As Animal Farm is known for saying; "All animals are equal, but some animals are more equal than others." Just a minor modification; "All humans are equal, but some humans are more equal than others." And that is why we live in a world with less thans and greater thans; because don't really believe in equality in as much as it means that people who have less are given more and people who have more have some of it taken away. Few thoughts frighten people more than that - that something they have might be taken from them so somebody who doesn't have something should get it. It's not unlike the Toddler's Creed:
If I want it, it’s mine.
If I give it to you and change my
mind later, it’s mine.
If I can take it away from you,
If I had it a little while ago,
If it’s mine, it will never belong to
anyone else, no matter what.
If we are building something together,
all the pieces are mine.
If it looks just like mine,
it is mine.
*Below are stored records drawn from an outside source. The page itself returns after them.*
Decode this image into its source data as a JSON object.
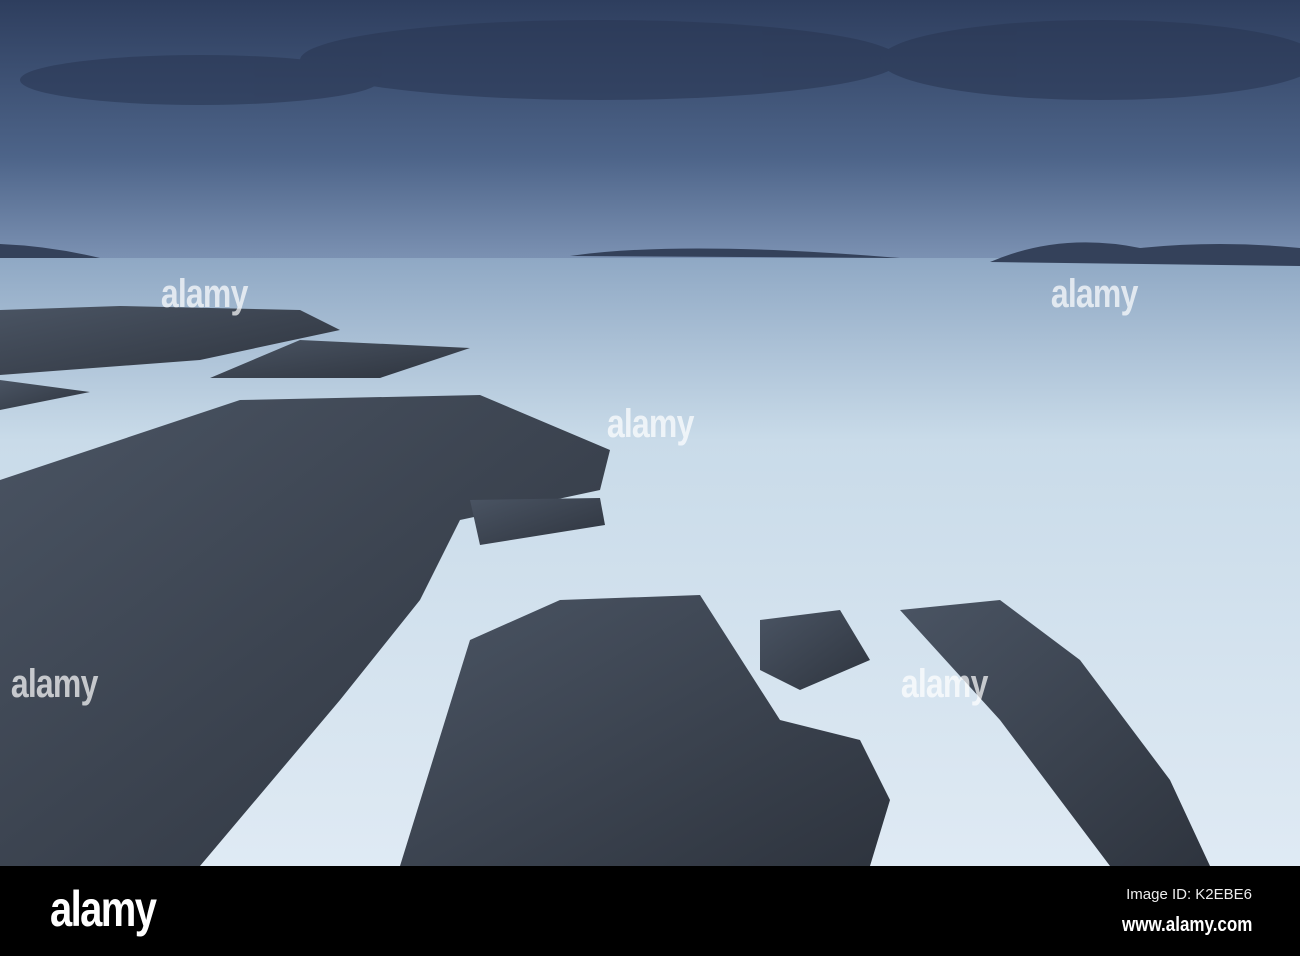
{
  "photo": {
    "subject": "Long exposure of waves over coastal rocks at dusk",
    "colors": {
      "sky": "#3f5478",
      "sea": "#cfe0ee",
      "rock": "#3b4350"
    }
  },
  "watermark": {
    "text": "alamy"
  },
  "footer": {
    "logo": "alamy",
    "image_id": "Image ID: K2EBE6",
    "url": "www.alamy.com"
  }
}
We've just never learned to share. Probably because we believe that when it comes down to it, God's not big enough to go around and he's not plentiful enough for everybody to have an equal share, so somebody has to have priority and it might as well be to the ones that are more equal than the others. But as we've seen, the rules have been pretty flexible in their interpretation and application. If they can ignore some rules, why not all of them? Why let a divorced man be an elder, but not a faithful wife to be one, too? Is the rule so sacred that parts of them apply more than others? Why is the gender part of the rule the one that cannot be broken when all other parts of the rule are flexible? Is there an invisible line that we like to toe, but dare not cross? Why? What's the worst that could happen?